If there's one thing I could change about my one-bedroom apartment, it wouldn't be the square footage or the carpet or the weird handle-less kitchen cabinets. It would be the lack of natural light, which sadly stymies my dream of covering every available surface with greenery and growing fresh herbs right in my kitchen.
But it turns out there is actually one thing I can grow successfully in my cave of a kitchen: mushrooms. Yep, mushrooms love the dark, and it turns out they're actually pretty easy to grow, even for inexperienced gardeners. Plus they're awesome to look at!
Indoor Organic Oyster Mushroom Farm from Amazon; $17.10 with free Prime Shipping
If you're new to growing mushrooms, order yourself a mushroom log or box kit. These make growing mushrooms fun and easy and don't require an advanced DIY project: Getting your hands on a hardwood log, drilling holes, and injecting said log with mushroom spores. (But, if you are interested in going the DIY route, check out these instructions).
You can find kits in various common mushroom varieties like shiitake and oyster. They cost about $15-$30 and are typically good for two to three harvests.
Ready to have some fun growing fungi? Here's what to expect once you receive your mushroom kit.
Shiitake Mushroom Log Kit or Oyster Mushroom Log Kit from Williams Sonoma; $29.95 plus shipping
Location and Temperature are Key
Dim rooms are a mushroom log's best friend. They also love damp and cool spots, so a basement is really ideal if you have one, though definitely not necessary.
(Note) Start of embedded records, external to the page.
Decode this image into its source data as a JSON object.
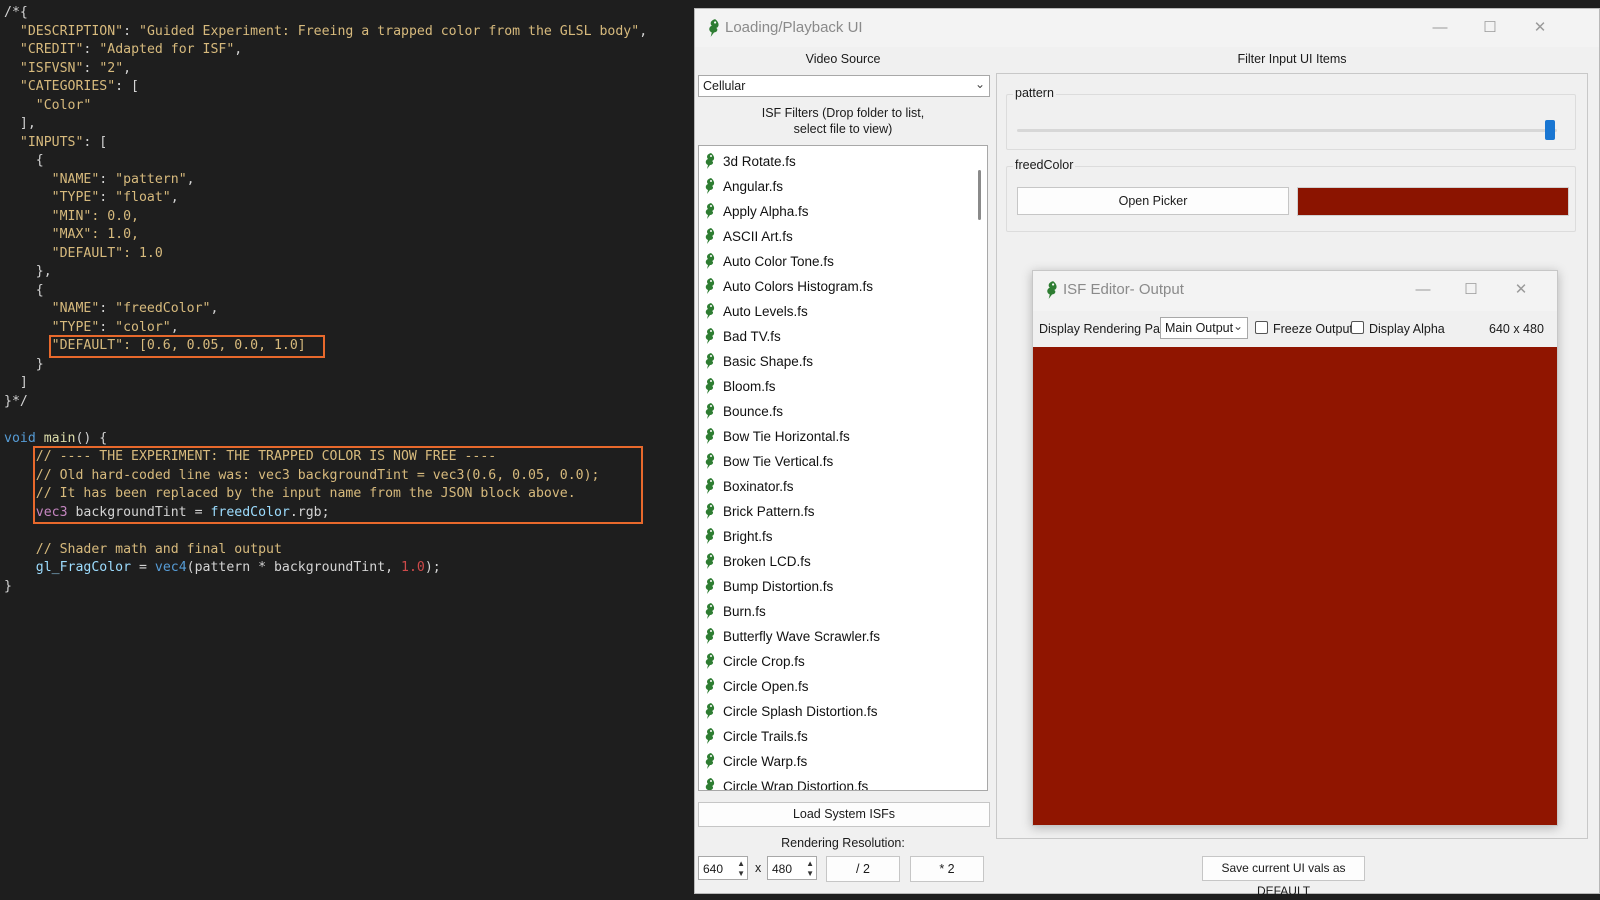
{
  "editor": {
    "lines": [
      [
        {
          "t": "/*{",
          "c": "c-punc"
        }
      ],
      [
        {
          "t": "  ",
          "c": "c-punc"
        },
        {
          "t": "\"DESCRIPTION\"",
          "c": "c-str"
        },
        {
          "t": ": ",
          "c": "c-punc"
        },
        {
          "t": "\"Guided Experiment: Freeing a trapped color from the GLSL body\"",
          "c": "c-str"
        },
        {
          "t": ",",
          "c": "c-punc"
        }
      ],
      [
        {
          "t": "  ",
          "c": "c-punc"
        },
        {
          "t": "\"CREDIT\"",
          "c": "c-str"
        },
        {
          "t": ": ",
          "c": "c-punc"
        },
        {
          "t": "\"Adapted for ISF\"",
          "c": "c-str"
        },
        {
          "t": ",",
          "c": "c-punc"
        }
      ],
      [
        {
          "t": "  ",
          "c": "c-punc"
        },
        {
          "t": "\"ISFVSN\"",
          "c": "c-str"
        },
        {
          "t": ": ",
          "c": "c-punc"
        },
        {
          "t": "\"2\"",
          "c": "c-str"
        },
        {
          "t": ",",
          "c": "c-punc"
        }
      ],
      [
        {
          "t": "  ",
          "c": "c-punc"
        },
        {
          "t": "\"CATEGORIES\"",
          "c": "c-str"
        },
        {
          "t": ": [",
          "c": "c-punc"
        }
      ],
      [
        {
          "t": "    ",
          "c": "c-punc"
        },
        {
          "t": "\"Color\"",
          "c": "c-str"
        }
      ],
      [
        {
          "t": "  ],",
          "c": "c-punc"
        }
      ],
      [
        {
          "t": "  ",
          "c": "c-punc"
        },
        {
          "t": "\"INPUTS\"",
          "c": "c-str"
        },
        {
          "t": ": [",
          "c": "c-punc"
        }
      ],
      [
        {
          "t": "    {",
          "c": "c-punc"
        }
      ],
      [
        {
          "t": "      ",
          "c": "c-punc"
        },
        {
          "t": "\"NAME\"",
          "c": "c-str"
        },
        {
          "t": ": ",
          "c": "c-punc"
        },
        {
          "t": "\"pattern\"",
          "c": "c-str"
        },
        {
          "t": ",",
          "c": "c-punc"
        }
      ],
      [
        {
          "t": "      ",
          "c": "c-punc"
        },
        {
          "t": "\"TYPE\"",
          "c": "c-str"
        },
        {
          "t": ": ",
          "c": "c-punc"
        },
        {
          "t": "\"float\"",
          "c": "c-str"
        },
        {
          "t": ",",
          "c": "c-punc"
        }
      ],
      [
        {
          "t": "      ",
          "c": "c-punc"
        },
        {
          "t": "\"MIN\"",
          "c": "c-str"
        },
        {
          "t": ": 0.0,",
          "c": "c-str"
        }
      ],
      [
        {
          "t": "      ",
          "c": "c-punc"
        },
        {
          "t": "\"MAX\"",
          "c": "c-str"
        },
        {
          "t": ": 1.0,",
          "c": "c-str"
        }
      ],
      [
        {
          "t": "      ",
          "c": "c-punc"
        },
        {
          "t": "\"DEFAULT\"",
          "c": "c-str"
        },
        {
          "t": ": 1.0",
          "c": "c-str"
        }
      ],
      [
        {
          "t": "    },",
          "c": "c-punc"
        }
      ],
      [
        {
          "t": "    {",
          "c": "c-punc"
        }
      ],
      [
        {
          "t": "      ",
          "c": "c-punc"
        },
        {
          "t": "\"NAME\"",
          "c": "c-str"
        },
        {
          "t": ": ",
          "c": "c-punc"
        },
        {
          "t": "\"freedColor\"",
          "c": "c-str"
        },
        {
          "t": ",",
          "c": "c-punc"
        }
      ],
      [
        {
          "t": "      ",
          "c": "c-punc"
        },
        {
          "t": "\"TYPE\"",
          "c": "c-str"
        },
        {
          "t": ": ",
          "c": "c-punc"
        },
        {
          "t": "\"color\"",
          "c": "c-str"
        },
        {
          "t": ",",
          "c": "c-punc"
        }
      ],
      [
        {
          "t": "      ",
          "c": "c-punc"
        },
        {
          "t": "\"DEFAULT\"",
          "c": "c-str"
        },
        {
          "t": ": [0.6, 0.05, 0.0, 1.0]",
          "c": "c-str"
        }
      ],
      [
        {
          "t": "    }",
          "c": "c-punc"
        }
      ],
      [
        {
          "t": "  ]",
          "c": "c-punc"
        }
      ],
      [
        {
          "t": "}*/",
          "c": "c-punc"
        }
      ],
      [
        {
          "t": "",
          "c": "c-punc"
        }
      ],
      [
        {
          "t": "void ",
          "c": "c-key"
        },
        {
          "t": "main",
          "c": "c-func"
        },
        {
          "t": "() {",
          "c": "c-punc"
        }
      ],
      [
        {
          "t": "    // ---- THE EXPERIMENT: THE TRAPPED COLOR IS NOW FREE ----",
          "c": "c-comment"
        }
      ],
      [
        {
          "t": "    // Old hard-coded line was: vec3 backgroundTint = vec3(0.6, 0.05, 0.0);",
          "c": "c-comment"
        }
      ],
      [
        {
          "t": "    // It has been replaced by the input name from the JSON block above.",
          "c": "c-comment"
        }
      ],
      [
        {
          "t": "    ",
          "c": "c-punc"
        },
        {
          "t": "vec3",
          "c": "c-type"
        },
        {
          "t": " backgroundTint = ",
          "c": "c-id"
        },
        {
          "t": "freedColor",
          "c": "c-glob"
        },
        {
          "t": ".rgb;",
          "c": "c-id"
        }
      ],
      [
        {
          "t": "",
          "c": "c-punc"
        }
      ],
      [
        {
          "t": "    // Shader math and final output",
          "c": "c-comment"
        }
      ],
      [
        {
          "t": "    ",
          "c": "c-punc"
        },
        {
          "t": "gl_FragColor",
          "c": "c-glob"
        },
        {
          "t": " = ",
          "c": "c-id"
        },
        {
          "t": "vec4",
          "c": "c-key"
        },
        {
          "t": "(pattern * backgroundTint, ",
          "c": "c-id"
        },
        {
          "t": "1.0",
          "c": "c-num"
        },
        {
          "t": ");",
          "c": "c-id"
        }
      ],
      [
        {
          "t": "}",
          "c": "c-punc"
        }
      ]
    ]
  },
  "main_window": {
    "title": "Loading/Playback UI",
    "video_source_label": "Video Source",
    "video_source_value": "Cellular",
    "filters_label_1": "ISF Filters (Drop folder to list,",
    "filters_label_2": "select file to view)",
    "filter_input_label": "Filter Input UI Items",
    "filters": [
      "3d Rotate.fs",
      "Angular.fs",
      "Apply Alpha.fs",
      "ASCII Art.fs",
      "Auto Color Tone.fs",
      "Auto Colors Histogram.fs",
      "Auto Levels.fs",
      "Bad TV.fs",
      "Basic Shape.fs",
      "Bloom.fs",
      "Bounce.fs",
      "Bow Tie Horizontal.fs",
      "Bow Tie Vertical.fs",
      "Boxinator.fs",
      "Brick Pattern.fs",
      "Bright.fs",
      "Broken LCD.fs",
      "Bump Distortion.fs",
      "Burn.fs",
      "Butterfly Wave Scrawler.fs",
      "Circle Crop.fs",
      "Circle Open.fs",
      "Circle Splash Distortion.fs",
      "Circle Trails.fs",
      "Circle Warp.fs",
      "Circle Wrap Distortion.fs"
    ],
    "load_system_label": "Load System ISFs",
    "rendering_resolution_label": "Rendering Resolution:",
    "res_width": "640",
    "res_height": "480",
    "res_x": "x",
    "half_label": "/ 2",
    "double_label": "* 2",
    "save_default_label": "Save current UI vals as DEFAULT"
  },
  "inputs": {
    "pattern_label": "pattern",
    "pattern_value": 1.0,
    "freedcolor_label": "freedColor",
    "open_picker_label": "Open Picker",
    "freedcolor_hex": "#8b1400"
  },
  "output_window": {
    "title": "ISF Editor- Output",
    "pass_label": "Display Rendering Pass:",
    "pass_value": "Main Output",
    "freeze_label": "Freeze Output",
    "alpha_label": "Display Alpha",
    "size_text": "640 x 480",
    "render_color": "#901500"
  },
  "colors": {
    "highlight_box": "#e8692c",
    "slider_handle": "#1976d2"
  }
}
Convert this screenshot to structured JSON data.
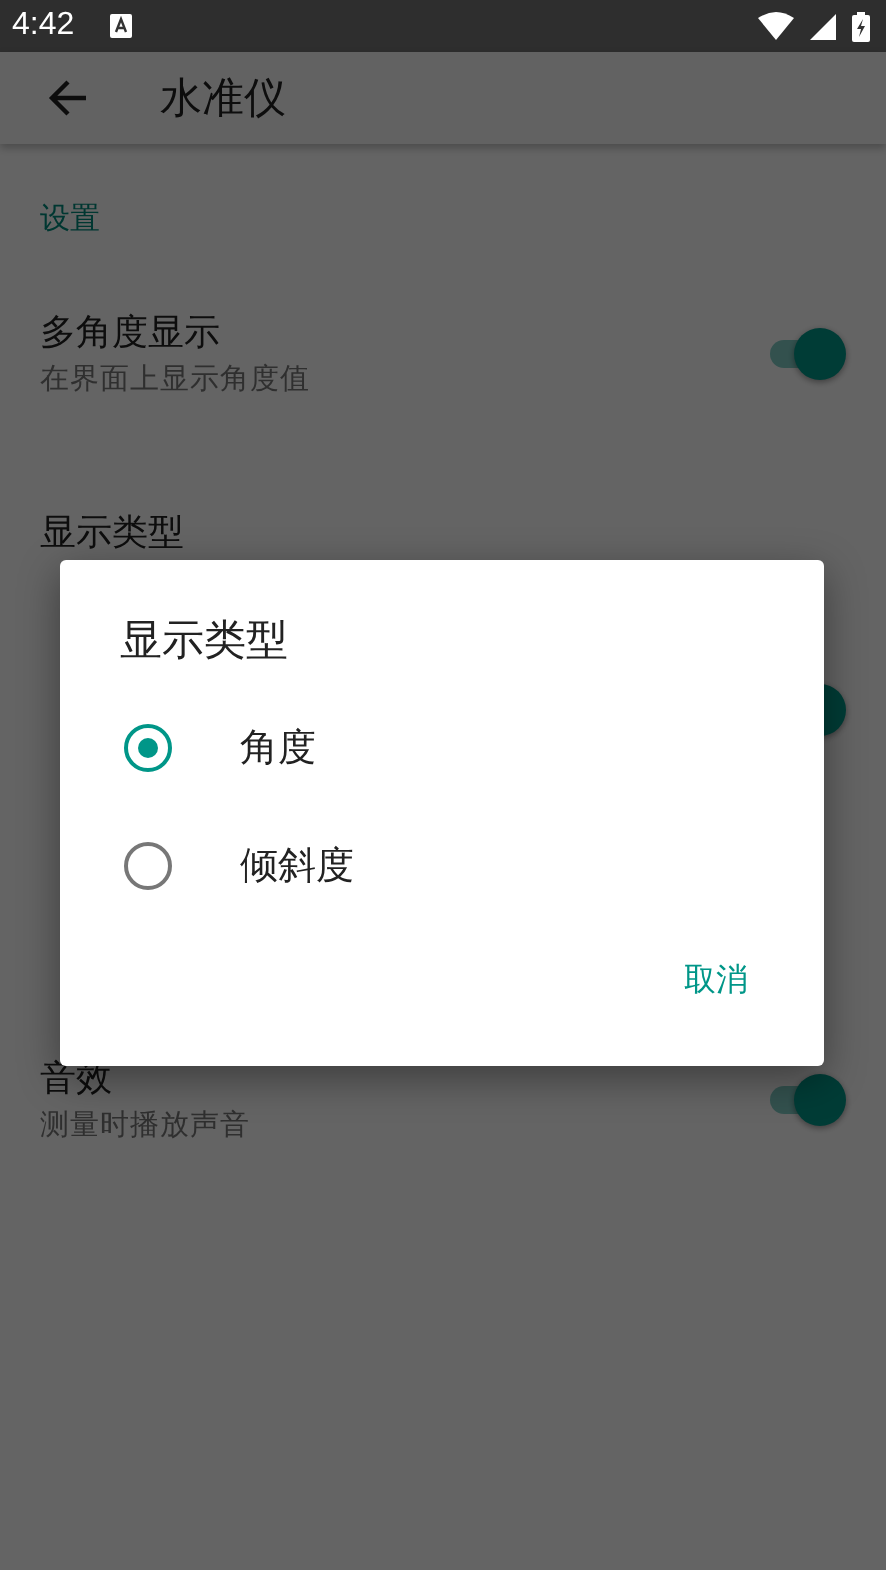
{
  "status_bar": {
    "time": "4:42"
  },
  "app_bar": {
    "title": "水准仪"
  },
  "section": {
    "title": "设置"
  },
  "settings": [
    {
      "kind": "switch",
      "title": "多角度显示",
      "subtitle": "在界面上显示角度值",
      "on": true
    },
    {
      "kind": "text",
      "title": "显示类型"
    },
    {
      "kind": "switch",
      "on": true
    },
    {
      "kind": "switch",
      "title": "音效",
      "subtitle": "测量时播放声音",
      "on": true
    }
  ],
  "dialog": {
    "title": "显示类型",
    "options": [
      {
        "label": "角度",
        "selected": true
      },
      {
        "label": "倾斜度",
        "selected": false
      }
    ],
    "button": "取消"
  }
}
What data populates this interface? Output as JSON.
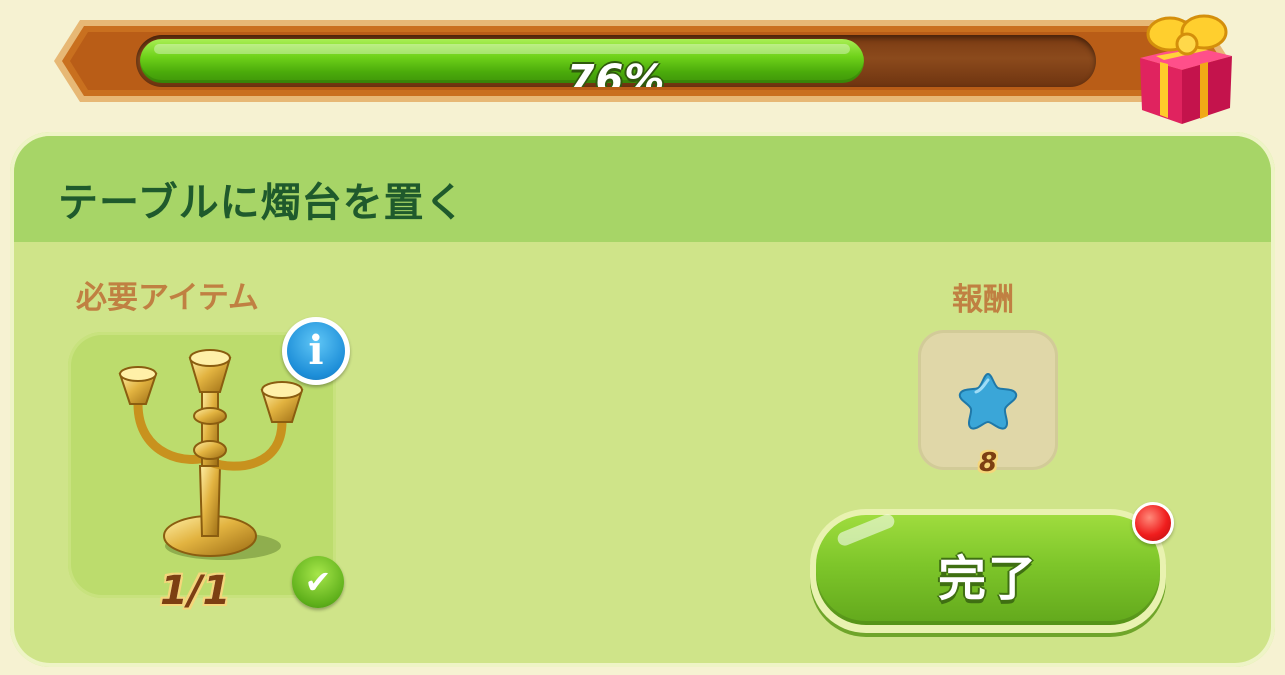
{
  "progress": {
    "percent_text": "76%",
    "fraction": 0.76
  },
  "task": {
    "title": "テーブルに燭台を置く",
    "required_items_label": "必要アイテム",
    "reward_label": "報酬",
    "item": {
      "icon": "candelabra-icon",
      "count_text": "1/1",
      "completed": true
    },
    "reward": {
      "icon": "blue-star-icon",
      "amount": "8"
    },
    "complete_button_label": "完了",
    "has_notification": true
  },
  "colors": {
    "progress_fill": "#6fd21a",
    "panel_bg": "#cfe489",
    "header_bg": "#a7d567",
    "title_text": "#1f5a2c",
    "section_label": "#c08042",
    "button_green": "#7ec62a",
    "notification_red": "#f01e1e",
    "info_blue": "#1d8ed8",
    "star_blue": "#3aa6d8"
  }
}
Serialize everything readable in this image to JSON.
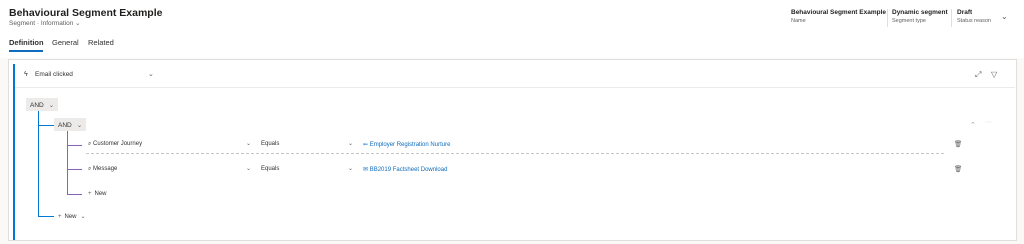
{
  "header": {
    "title": "Behavioural Segment Example",
    "entity": "Segment",
    "separator": "·",
    "form": "Information",
    "form_chevron": "⌄",
    "fields": [
      {
        "value": "Behavioural Segment Example",
        "label": "Name"
      },
      {
        "value": "Dynamic segment",
        "label": "Segment type"
      },
      {
        "value": "Draft",
        "label": "Status reason"
      }
    ],
    "expand_chevron": "⌄"
  },
  "tabs": [
    {
      "label": "Definition",
      "active": true
    },
    {
      "label": "General"
    },
    {
      "label": "Related"
    }
  ],
  "builder": {
    "trigger_icon": "ϟ",
    "trigger": "Email clicked",
    "trigger_chevron": "⌄",
    "expand_icon": "⤢",
    "filter_icon": "▽",
    "outer_operator": "AND",
    "inner_operator": "AND",
    "chevron": "⌄",
    "caret_up": "⌃",
    "ellipsis": "···",
    "conditions": [
      {
        "search_icon": "⌕",
        "entity": "Customer Journey",
        "operator": "Equals",
        "value_icon": "⇚",
        "value": "Employer Registration Nurture",
        "delete_icon": "🗑"
      },
      {
        "search_icon": "⌕",
        "entity": "Message",
        "operator": "Equals",
        "value_icon": "✉",
        "value": "BB2019 Factsheet Download",
        "delete_icon": "🗑"
      }
    ],
    "inner_new": {
      "plus": "+",
      "label": "New"
    },
    "outer_new": {
      "plus": "+",
      "label": "New",
      "chevron": "⌄"
    }
  },
  "colors": {
    "accent": "#0078d4",
    "group_line": "#8764b8",
    "link": "#0f6cbd"
  }
}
Find a corner of your kitchen counter that doesn't get much light, or even use the cabinet under the sink.
Your mushroom log won't produce if the temperature is too warm (higher than 55-60 degrees), so you may want to make mushroom growing a fall and winter project, particularly if you don't have AC in the summer.
Keep Them Moist
You'll want to follow the care instructions on your kit's package, but generally you'll need to soak or mist your mushroom log regularly in order to trigger growth and maintain the damp conditions that mushrooms require.
When Can I Eat Them?
The amount of time it takes before your mushrooms are ready to harvest varies depending on the type of mushroom you grow, and the date your log was inoculated with mushroom spores. In general this could be anywhere from two weeks to a few months.
Your mushrooms will be ready to eat about a week after you first notice tiny white dots appearing on the surface of your log or box. Mushrooms are ready to harvest with the cap has detached from the stem. Pinch or cut them off at the base rather than pulling them. Pulling can damage new mushrooms that are just beginning to form.